This place is sacred to me, my tiny area inside of myself where I keep the list of people in the world who have anger with my name attached to it. I try to stay away from it, try not to linger on faces, actions, tears or names. I’ve been through SERE training, so any attempt to pry the sacred space open would be a waste of time and energy.
I purposely did not read anything about my stepbrother immediately after his death. I couldn’t bring myself to do it, and I was also trying to be respectful of his family, seeing as how nobody reached out to me personally to let me know what had occurred. In the hours after I found out, I bought and canceled plane tickets twice. When I told my then-wife what had happened, she barely looked up from her iPad and said “that sucks,” and went back to whatever she was doing. I had already made the decision to leave the marriage a few weeks before, at her grandather’s wake, surrounded by all the people who loved and respected him, when the feeling washed over me that I was not among my people but instead swimming in someone else’s tears and feelings.
Part of the reason why it’s so hard for me to accept that someone can be angry with me is the root of a massive tree I’ve spent the majority of my life trying to cut down. Whenever my father was angry, it never mattered who or what he was angry with because the anger always ended on my body and on my psyche. If he was mad about something that happened at work he’d bury it until he got home and if I did something he didn’t like, well, I’d be the one he could slap across the face and scream at to relieve that tension. If he was mad at my mother, he’d goad me into defending her so he could crack me upside the head. You get so used to this kind of thing that it eventually wears a groove into your heart that only plays the same three sad notes over and over again. You start to believe that there is no love without anger attached to it, that your suffering is a result of someone else loving you.
A couple of weeks ago I rolled through the social media posts of people who were close to my stepbrother. I went back in time to his death and worked my way to present day, taking in all the words and tears and photos and questions. So many questions. A fair amount of anger and disbelief. A fair amount of regret over time unspent and moments that were fleeting. I read every post and ever comment on every post and I cried and I laughed and I had my own moments of disbelief and my own moments of regret.
The way I felt after spending almost an entire day digesting all of these words and feelings can only be described as unclean. I felt dirty for not being present. I felt dirty for not reaching out to his mother and brother, irrespective of my feelings about them. I felt dirty for not reaching out to his partner. I felt dirty for not getting on a plane. I felt dirty for going on with life as if my stepbrother were never a part of it, never a part of me. I felt dirty for abandoning him with the mess of it all as soon as my father died, for running back to Brooklyn to bury my dead in my own way.
I felt dirty for not really knowing him at all. I felt dirty for claiming to have known and loved someone so obviously loved and cherished by so many.
There is another place inside of me, less sacred and far more unholy, where my own anger toward myself simmers.
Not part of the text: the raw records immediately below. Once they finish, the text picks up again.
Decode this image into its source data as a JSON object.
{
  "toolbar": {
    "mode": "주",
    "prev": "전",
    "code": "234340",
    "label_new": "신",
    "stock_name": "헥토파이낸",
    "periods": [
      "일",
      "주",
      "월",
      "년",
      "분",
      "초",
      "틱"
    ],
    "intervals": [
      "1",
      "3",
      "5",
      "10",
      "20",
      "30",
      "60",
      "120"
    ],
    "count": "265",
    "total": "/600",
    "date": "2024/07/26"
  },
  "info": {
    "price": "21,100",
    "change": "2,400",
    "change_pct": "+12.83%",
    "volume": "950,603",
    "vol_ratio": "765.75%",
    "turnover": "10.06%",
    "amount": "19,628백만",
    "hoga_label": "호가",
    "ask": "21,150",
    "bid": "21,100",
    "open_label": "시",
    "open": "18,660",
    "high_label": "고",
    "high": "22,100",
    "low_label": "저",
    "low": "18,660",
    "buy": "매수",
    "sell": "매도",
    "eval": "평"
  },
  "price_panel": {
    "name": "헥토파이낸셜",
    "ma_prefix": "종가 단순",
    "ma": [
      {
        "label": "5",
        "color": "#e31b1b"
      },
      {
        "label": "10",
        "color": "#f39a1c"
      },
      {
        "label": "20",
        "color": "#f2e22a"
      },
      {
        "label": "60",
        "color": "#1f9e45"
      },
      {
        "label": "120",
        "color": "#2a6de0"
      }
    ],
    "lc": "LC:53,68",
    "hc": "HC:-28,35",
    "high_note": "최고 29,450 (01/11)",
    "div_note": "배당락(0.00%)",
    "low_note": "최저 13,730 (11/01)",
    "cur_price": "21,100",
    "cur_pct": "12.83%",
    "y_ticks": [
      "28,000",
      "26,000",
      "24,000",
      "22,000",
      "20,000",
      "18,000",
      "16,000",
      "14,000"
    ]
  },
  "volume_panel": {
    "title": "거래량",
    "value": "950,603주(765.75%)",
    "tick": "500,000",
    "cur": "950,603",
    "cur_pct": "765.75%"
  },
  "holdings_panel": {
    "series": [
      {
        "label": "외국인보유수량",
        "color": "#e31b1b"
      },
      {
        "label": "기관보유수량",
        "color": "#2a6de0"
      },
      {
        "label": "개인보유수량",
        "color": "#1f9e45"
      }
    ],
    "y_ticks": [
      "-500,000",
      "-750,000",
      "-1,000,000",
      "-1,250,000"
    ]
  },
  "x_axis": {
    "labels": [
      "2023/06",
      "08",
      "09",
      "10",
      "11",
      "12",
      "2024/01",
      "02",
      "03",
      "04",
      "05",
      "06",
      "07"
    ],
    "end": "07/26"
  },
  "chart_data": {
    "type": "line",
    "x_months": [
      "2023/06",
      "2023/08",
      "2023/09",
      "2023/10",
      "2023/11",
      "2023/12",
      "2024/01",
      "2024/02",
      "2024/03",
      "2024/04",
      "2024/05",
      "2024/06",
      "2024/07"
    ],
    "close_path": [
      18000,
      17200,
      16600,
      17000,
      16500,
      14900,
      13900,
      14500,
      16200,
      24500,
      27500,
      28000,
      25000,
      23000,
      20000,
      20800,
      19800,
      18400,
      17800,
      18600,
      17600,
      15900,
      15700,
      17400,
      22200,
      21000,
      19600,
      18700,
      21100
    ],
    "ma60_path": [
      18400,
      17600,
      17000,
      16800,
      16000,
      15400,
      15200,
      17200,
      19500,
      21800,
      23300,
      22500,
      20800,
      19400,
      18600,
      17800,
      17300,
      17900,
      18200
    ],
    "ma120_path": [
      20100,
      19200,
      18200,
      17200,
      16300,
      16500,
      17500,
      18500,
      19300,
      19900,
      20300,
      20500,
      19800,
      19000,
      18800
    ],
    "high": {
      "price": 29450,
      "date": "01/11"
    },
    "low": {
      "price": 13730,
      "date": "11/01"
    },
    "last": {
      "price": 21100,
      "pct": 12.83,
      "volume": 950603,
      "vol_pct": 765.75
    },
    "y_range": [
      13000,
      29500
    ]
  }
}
When someone tells you “everything happens for a reason,” it’s really no different than someone telling you “I’ll pray for you.” Both come from a place that is supposedly kind and tender, but for those of us in the world who don’t deal in cosmic rays or prayer as a means to heal, it’s hard to take gracefully. I’m more apt to roll with the cosmic rays, so I can handle these attempts at kindness, but I know that there are times when I want to lash out and scream when they are being used to placate me or keep me from spiraling down into the abyss. Sometimes the abyss is where we need to be, touching bottom with a toe and bouncing as hard as we can to rise back to the surface of the living world we’re supposed to participate in.
I keep on telling myself that everything is going to be okay. I keep on telling myself that everything is ahead and not behind and everything ahead is limitless. I keep on telling myself that all of the suffering and confusion and pain and innermost turmoil is a thing I’ve walked through and nothing ahead could possibly be worse or harder or more damaging.
I keep on.